▶ Task prompt
Sort through the entries below and pull out lines containing the word "JSON".
··· Extracted information ···
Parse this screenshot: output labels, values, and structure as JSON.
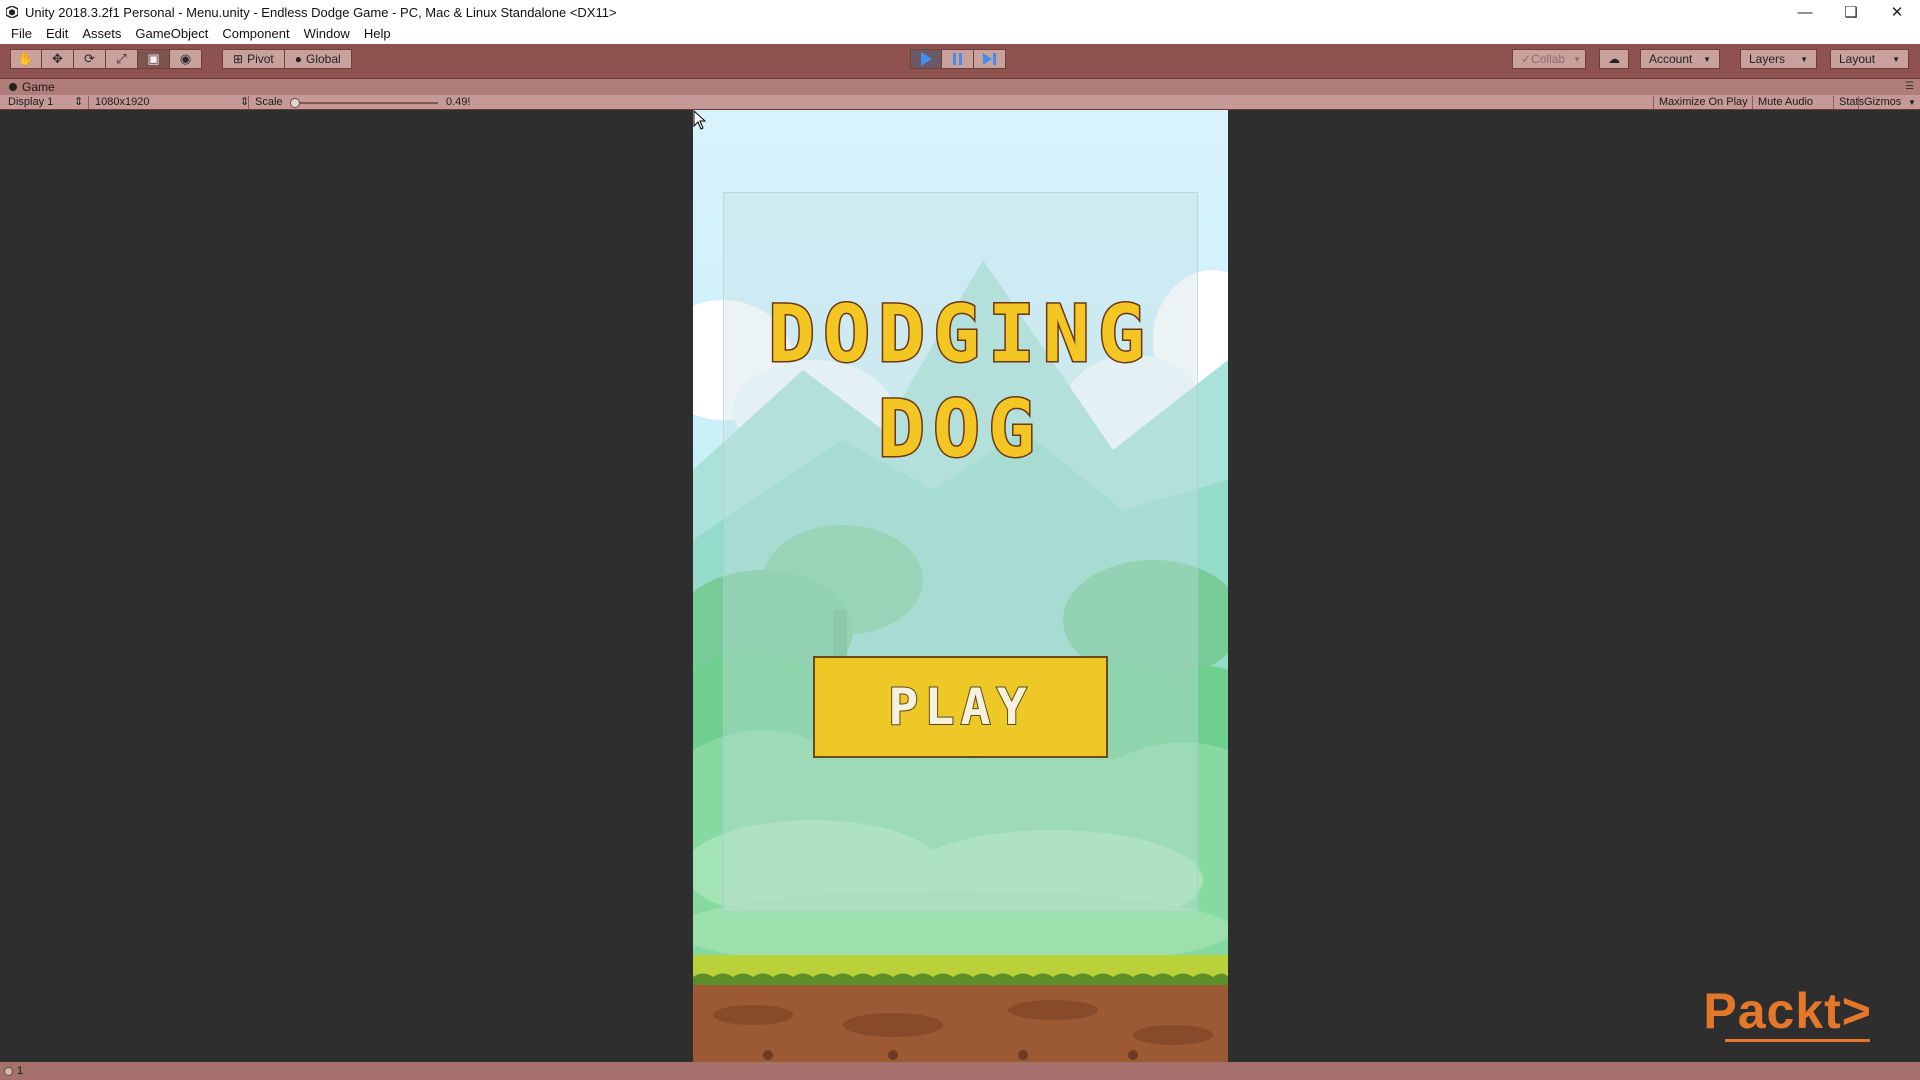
{
  "window": {
    "title": "Unity 2018.3.2f1 Personal - Menu.unity - Endless Dodge Game - PC, Mac & Linux Standalone <DX11>",
    "icon": "unity-icon"
  },
  "menu": [
    "File",
    "Edit",
    "Assets",
    "GameObject",
    "Component",
    "Window",
    "Help"
  ],
  "toolbar": {
    "pivot_label": "Pivot",
    "global_label": "Global",
    "collab_label": "Collab",
    "account_label": "Account",
    "layers_label": "Layers",
    "layout_label": "Layout",
    "tint_color": "#8e524f",
    "play_color": "#3f8ef0"
  },
  "game_view": {
    "tab_label": "Game",
    "display": "Display 1",
    "resolution": "1080x1920",
    "scale_label": "Scale",
    "scale_value": "0.49!",
    "scale_fraction": 0.05,
    "maximize_label": "Maximize On Play",
    "mute_label": "Mute Audio",
    "stats_label": "Stats",
    "gizmos_label": "Gizmos"
  },
  "game": {
    "title_line1": "DODGING",
    "title_line2": "DOG",
    "play_button": "PLAY",
    "title_color": "#f3c623",
    "button_color": "#eec826"
  },
  "watermark": "Packt>",
  "status": {
    "count": "1"
  }
}
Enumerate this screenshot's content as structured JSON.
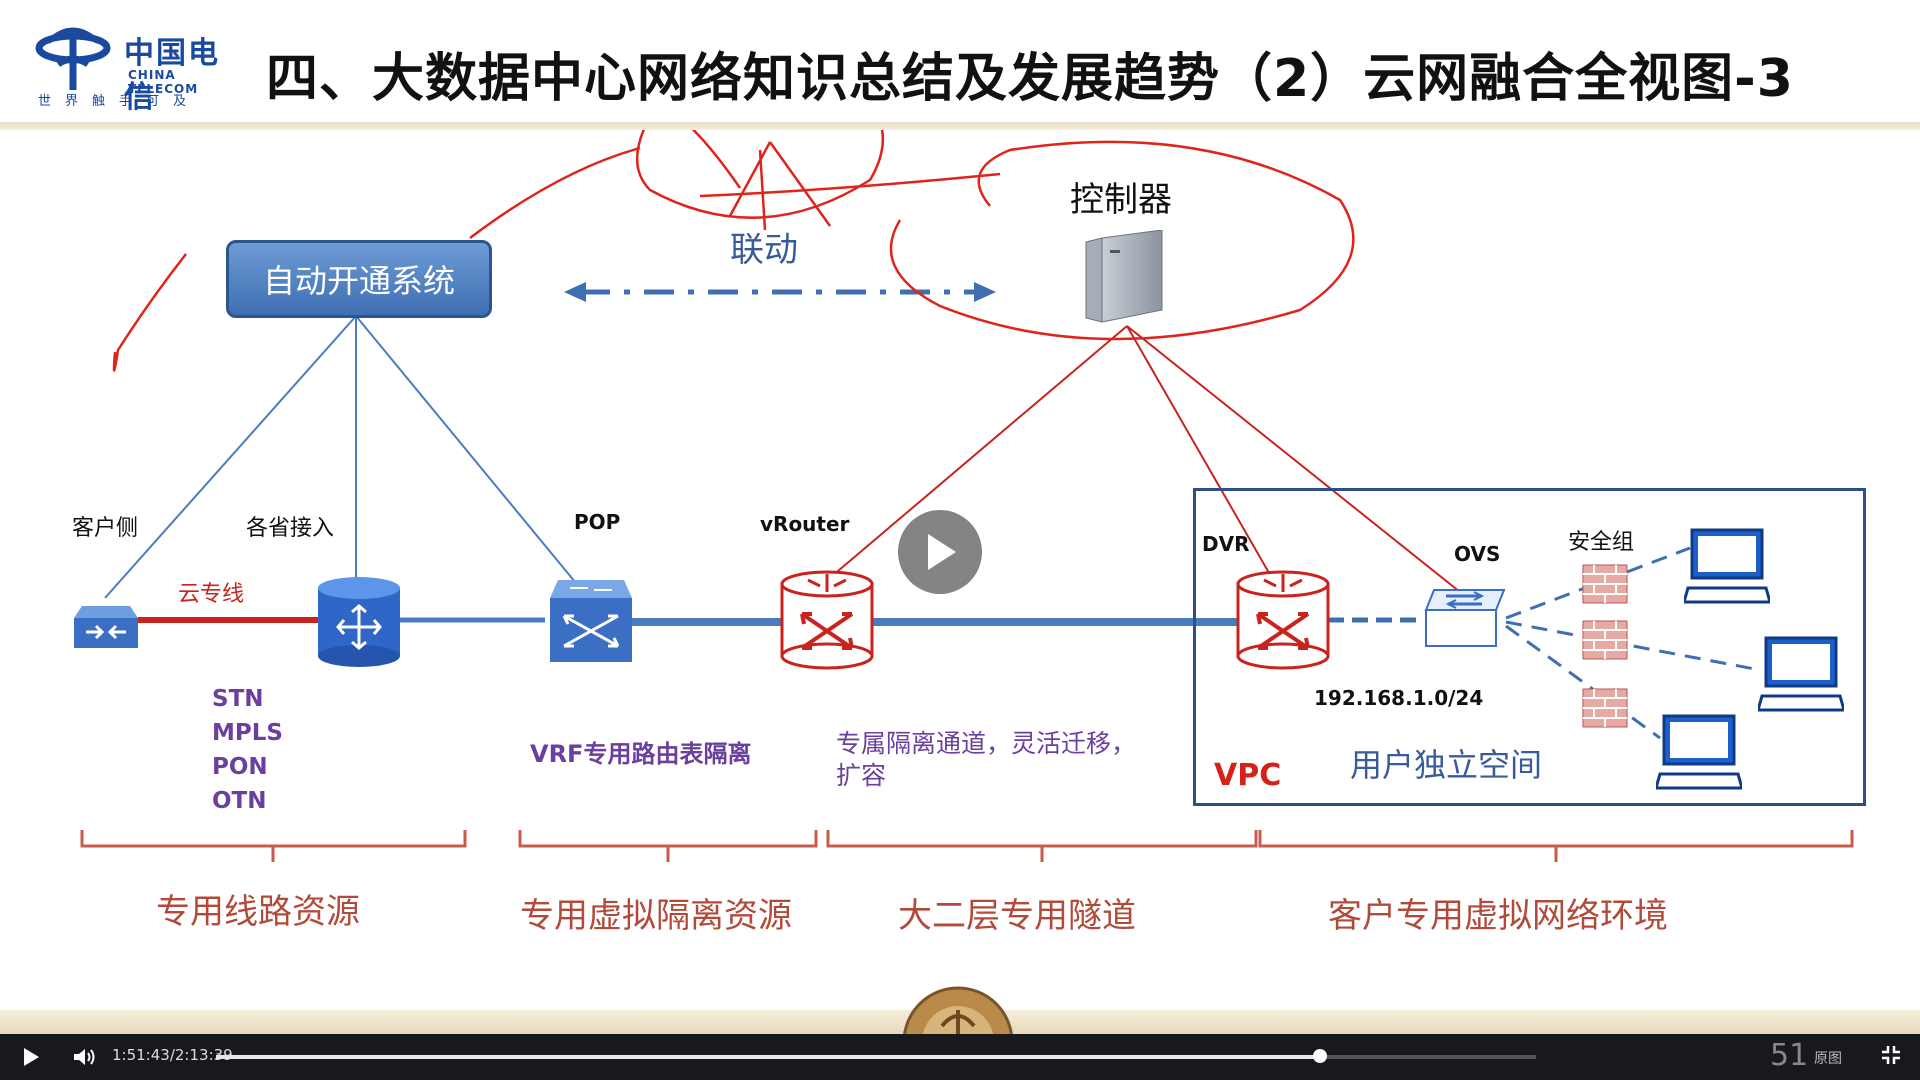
{
  "header": {
    "logo_cn": "中国电信",
    "logo_en": "CHINA TELECOM",
    "logo_sub": "世界触手可及",
    "title": "四、大数据中心网络知识总结及发展趋势（2）云网融合全视图-3"
  },
  "diagram": {
    "auto_system": "自动开通系统",
    "controller": "控制器",
    "linkage": "联动",
    "labels": {
      "customer_side": "客户侧",
      "province_access": "各省接入",
      "pop": "POP",
      "vrouter": "vRouter",
      "dvr": "DVR",
      "ovs": "OVS",
      "security_group": "安全组",
      "cloud_line": "云专线",
      "subnet": "192.168.1.0/24",
      "vpc": "VPC",
      "user_space": "用户独立空间"
    },
    "access_types": [
      "STN",
      "MPLS",
      "PON",
      "OTN"
    ],
    "vrf_text": "VRF专用路由表隔离",
    "tunnel_text_line1": "专属隔离通道，灵活迁移，",
    "tunnel_text_line2": "扩容",
    "sections": [
      "专用线路资源",
      "专用虚拟隔离资源",
      "大二层专用隧道",
      "客户专用虚拟网络环境"
    ],
    "colors": {
      "blue_line": "#4a7cc0",
      "red_line": "#c8231e",
      "purple_text": "#6b3fa0",
      "brown_text": "#b24a3a"
    }
  },
  "player": {
    "time": "1:51:43/2:13:39",
    "progress": 0.836,
    "page_number": "51",
    "original_label": "原图"
  }
}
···
▶ Exercise output
Parse this screenshot: output labels, values, and structure as JSON.
Enumerate this screenshot's content as structured JSON.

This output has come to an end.